** What you will do **
Go through the data below and copy each line where the word "Single" occurs.

Interface dataset entries
----------------------------------------

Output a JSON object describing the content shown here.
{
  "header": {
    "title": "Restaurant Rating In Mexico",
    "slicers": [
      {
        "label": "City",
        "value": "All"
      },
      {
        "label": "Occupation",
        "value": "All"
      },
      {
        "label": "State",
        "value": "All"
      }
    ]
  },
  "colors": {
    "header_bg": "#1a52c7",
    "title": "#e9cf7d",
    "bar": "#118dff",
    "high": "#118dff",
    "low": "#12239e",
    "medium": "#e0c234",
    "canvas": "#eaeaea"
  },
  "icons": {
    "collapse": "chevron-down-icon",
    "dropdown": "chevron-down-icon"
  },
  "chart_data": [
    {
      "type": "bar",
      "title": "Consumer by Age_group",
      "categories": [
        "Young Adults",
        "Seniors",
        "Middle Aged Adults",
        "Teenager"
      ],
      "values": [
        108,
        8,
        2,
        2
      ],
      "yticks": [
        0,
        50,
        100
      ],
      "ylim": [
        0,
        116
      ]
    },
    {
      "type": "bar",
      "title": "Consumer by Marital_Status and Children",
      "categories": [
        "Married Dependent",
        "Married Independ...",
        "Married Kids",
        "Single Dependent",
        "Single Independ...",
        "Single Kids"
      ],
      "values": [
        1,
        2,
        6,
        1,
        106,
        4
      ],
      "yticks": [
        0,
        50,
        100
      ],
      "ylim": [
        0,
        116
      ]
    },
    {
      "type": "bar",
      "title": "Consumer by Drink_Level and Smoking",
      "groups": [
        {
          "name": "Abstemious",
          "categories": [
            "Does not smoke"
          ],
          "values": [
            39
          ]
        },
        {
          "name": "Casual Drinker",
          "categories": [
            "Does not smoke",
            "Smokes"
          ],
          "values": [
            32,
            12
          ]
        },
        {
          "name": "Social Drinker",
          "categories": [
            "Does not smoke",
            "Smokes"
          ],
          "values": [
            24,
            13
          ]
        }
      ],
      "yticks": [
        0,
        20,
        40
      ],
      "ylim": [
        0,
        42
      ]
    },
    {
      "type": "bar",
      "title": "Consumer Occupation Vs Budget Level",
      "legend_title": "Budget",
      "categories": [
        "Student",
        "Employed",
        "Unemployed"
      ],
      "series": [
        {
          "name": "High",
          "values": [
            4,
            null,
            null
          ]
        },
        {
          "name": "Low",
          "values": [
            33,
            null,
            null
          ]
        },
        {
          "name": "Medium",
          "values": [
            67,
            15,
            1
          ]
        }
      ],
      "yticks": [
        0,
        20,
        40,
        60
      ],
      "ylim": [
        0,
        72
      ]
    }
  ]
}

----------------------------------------

** Answer to this exercise **
        "Single Dependent",
        "Single Independ...",
        "Single Kids"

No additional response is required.